But The J Curve is not only for policymakers and their critics. It can help investors better manage the risks they face abroad. It answers puzzling questions we all have. Why does North Korea seem to invite a military conflict it can't possibly survive? Why is India so surprisingly stable? What are the internal pressures eroding stability in Saudi Arabia? How long can China's politics resist the pressure for change provoked by the country's economic revolution? Why are Iran's ruling clerics trying to push their nation toward international isolation? What will happen to Israeli democracy when demographic pressures change the balance of political power within? And crucially, how should the United States respond to the challenges posed by these questions?
U.S. policymakers have sought to manage security threats with a simple formula: reward your friends and punish your enemies.
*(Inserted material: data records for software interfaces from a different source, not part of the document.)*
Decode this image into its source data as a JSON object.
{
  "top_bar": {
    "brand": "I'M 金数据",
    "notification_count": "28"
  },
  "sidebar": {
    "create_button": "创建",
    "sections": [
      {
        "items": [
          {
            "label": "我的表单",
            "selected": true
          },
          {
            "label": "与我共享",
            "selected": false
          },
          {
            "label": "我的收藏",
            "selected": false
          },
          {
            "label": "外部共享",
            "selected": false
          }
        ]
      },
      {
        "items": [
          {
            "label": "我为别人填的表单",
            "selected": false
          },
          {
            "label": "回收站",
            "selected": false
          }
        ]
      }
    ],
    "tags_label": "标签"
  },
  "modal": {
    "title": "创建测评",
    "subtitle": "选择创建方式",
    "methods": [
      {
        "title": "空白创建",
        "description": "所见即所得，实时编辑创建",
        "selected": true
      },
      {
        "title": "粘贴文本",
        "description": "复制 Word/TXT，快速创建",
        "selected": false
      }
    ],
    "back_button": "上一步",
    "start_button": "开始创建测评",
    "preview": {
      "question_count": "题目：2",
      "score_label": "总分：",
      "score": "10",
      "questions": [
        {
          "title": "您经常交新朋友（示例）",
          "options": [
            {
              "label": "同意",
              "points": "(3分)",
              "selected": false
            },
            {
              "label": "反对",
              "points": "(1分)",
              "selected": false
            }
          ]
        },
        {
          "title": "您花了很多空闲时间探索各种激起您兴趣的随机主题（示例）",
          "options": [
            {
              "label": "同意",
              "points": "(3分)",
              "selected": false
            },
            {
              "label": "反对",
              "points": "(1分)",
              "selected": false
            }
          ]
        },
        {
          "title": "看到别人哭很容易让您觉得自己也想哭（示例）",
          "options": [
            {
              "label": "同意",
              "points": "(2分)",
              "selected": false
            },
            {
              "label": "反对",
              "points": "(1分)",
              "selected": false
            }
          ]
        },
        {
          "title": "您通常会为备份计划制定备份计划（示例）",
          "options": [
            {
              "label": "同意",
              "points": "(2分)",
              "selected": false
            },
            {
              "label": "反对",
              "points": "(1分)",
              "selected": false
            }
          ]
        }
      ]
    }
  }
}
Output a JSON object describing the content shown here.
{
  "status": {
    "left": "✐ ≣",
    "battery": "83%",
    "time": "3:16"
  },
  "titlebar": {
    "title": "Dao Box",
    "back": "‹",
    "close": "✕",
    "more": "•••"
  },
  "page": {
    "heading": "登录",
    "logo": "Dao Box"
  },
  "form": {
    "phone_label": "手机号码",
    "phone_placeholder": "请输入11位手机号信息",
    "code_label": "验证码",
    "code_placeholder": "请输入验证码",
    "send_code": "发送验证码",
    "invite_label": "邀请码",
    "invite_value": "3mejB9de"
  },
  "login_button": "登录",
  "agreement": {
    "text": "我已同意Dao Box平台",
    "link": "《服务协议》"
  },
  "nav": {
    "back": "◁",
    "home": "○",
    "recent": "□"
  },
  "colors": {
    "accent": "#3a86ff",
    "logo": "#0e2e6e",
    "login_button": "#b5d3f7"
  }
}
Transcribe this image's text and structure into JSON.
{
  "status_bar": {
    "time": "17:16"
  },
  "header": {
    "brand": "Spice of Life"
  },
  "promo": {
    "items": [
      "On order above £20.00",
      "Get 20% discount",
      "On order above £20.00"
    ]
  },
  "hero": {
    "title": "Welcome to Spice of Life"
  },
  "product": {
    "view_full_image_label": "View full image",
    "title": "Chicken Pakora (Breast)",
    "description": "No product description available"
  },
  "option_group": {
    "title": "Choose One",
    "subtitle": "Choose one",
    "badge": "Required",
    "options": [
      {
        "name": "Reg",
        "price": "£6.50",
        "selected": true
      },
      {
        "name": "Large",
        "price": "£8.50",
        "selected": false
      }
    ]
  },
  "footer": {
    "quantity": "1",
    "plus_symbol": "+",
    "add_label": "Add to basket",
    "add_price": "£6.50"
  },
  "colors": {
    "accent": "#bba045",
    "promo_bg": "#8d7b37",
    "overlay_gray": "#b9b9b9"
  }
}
Has it worked? The U.S. imposed harsh sanctions on Saddam Hussein's Iraq and isolated it from the international community. This strengthened the dictator's grip on the Iraqi people and the country's wealth. The world now faces a similar dilemma in Iran. Will the United States continue to try to isolate that country or can Iran be guided into the international mainstream, allowing its people eventually to directly challenge their harsh leaders?
Bremmer's tour of the nations of the world -- our friends, our foes, and others in between -- shows us how to see the world fresh, get rid of shopworn attitudes, and discover a new and useful way of thinking.
Though the writer devotes much of his book to cite examples from contemporary history to confirm his argument, I personally find that history is such a large and complicated complex that one can find some part of truth to confirm a theory without much difficulties. Still, the history part is well-written as a quick guidance to contemporary world history (but you need to read with care)....Continua